Study material
────────────────────

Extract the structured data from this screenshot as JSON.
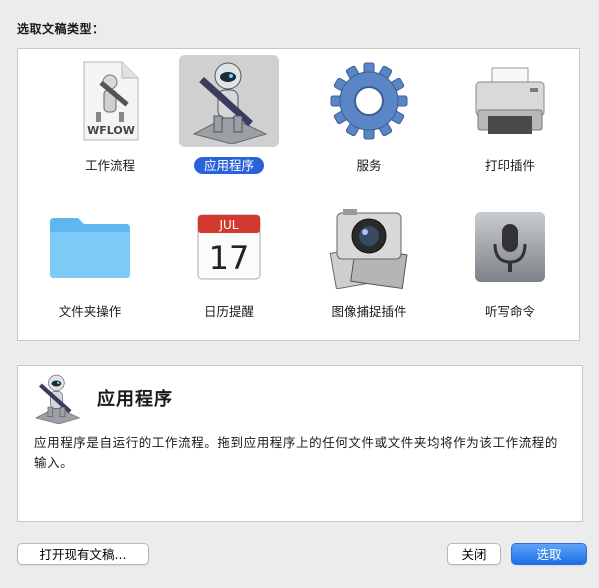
{
  "prompt": "选取文稿类型：",
  "types": [
    {
      "label": "工作流程",
      "icon": "workflow-file-icon",
      "badge": "WFLOW"
    },
    {
      "label": "应用程序",
      "icon": "automator-robot-icon",
      "selected": true
    },
    {
      "label": "服务",
      "icon": "gear-icon"
    },
    {
      "label": "打印插件",
      "icon": "printer-icon"
    },
    {
      "label": "文件夹操作",
      "icon": "folder-icon"
    },
    {
      "label": "日历提醒",
      "icon": "calendar-icon",
      "month": "JUL",
      "day": "17"
    },
    {
      "label": "图像捕捉插件",
      "icon": "camera-icon"
    },
    {
      "label": "听写命令",
      "icon": "microphone-icon"
    }
  ],
  "description": {
    "title": "应用程序",
    "text": "应用程序是自运行的工作流程。拖到应用程序上的任何文件或文件夹均将作为该工作流程的输入。"
  },
  "buttons": {
    "open_existing": "打开现有文稿...",
    "close": "关闭",
    "choose": "选取"
  },
  "colors": {
    "selection_blue": "#2a62d9",
    "window_bg": "#ececec"
  }
}
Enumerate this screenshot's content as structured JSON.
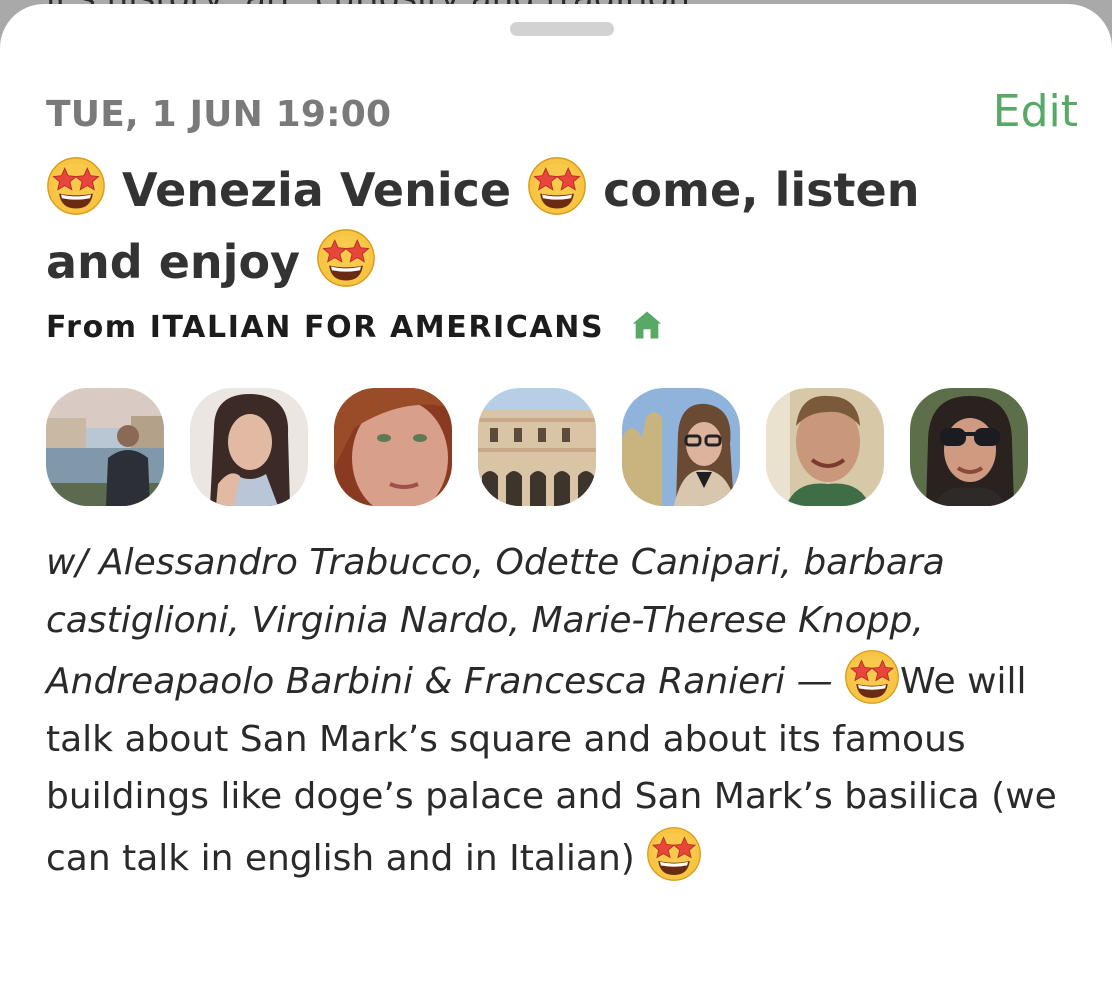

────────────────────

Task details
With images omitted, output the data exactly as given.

Solution to this problem
Extract the structured data from this screenshot as JSON.
{
  "prompt": "选取文稿类型：",
  "types": [
    {
      "label": "工作流程",
      "icon": "workflow-file-icon",
      "badge": "WFLOW"
    },
    {
      "label": "应用程序",
      "icon": "automator-robot-icon",
      "selected": true
    },
    {
      "label": "服务",
      "icon": "gear-icon"
    },
    {
      "label": "打印插件",
      "icon": "printer-icon"
    },
    {
      "label": "文件夹操作",
      "icon": "folder-icon"
    },
    {
      "label": "日历提醒",
      "icon": "calendar-icon",
      "month": "JUL",
      "day": "17"
    },
    {
      "label": "图像捕捉插件",
      "icon": "camera-icon"
    },
    {
      "label": "听写命令",
      "icon": "microphone-icon"
    }
  ],
  "description": {
    "title": "应用程序",
    "text": "应用程序是自运行的工作流程。拖到应用程序上的任何文件或文件夹均将作为该工作流程的输入。"
  },
  "buttons": {
    "open_existing": "打开现有文稿...",
    "close": "关闭",
    "choose": "选取"
  },
  "colors": {
    "selection_blue": "#2a62d9",
    "window_bg": "#ececec"
  }
}
Enumerate this screenshot's content as structured JSON.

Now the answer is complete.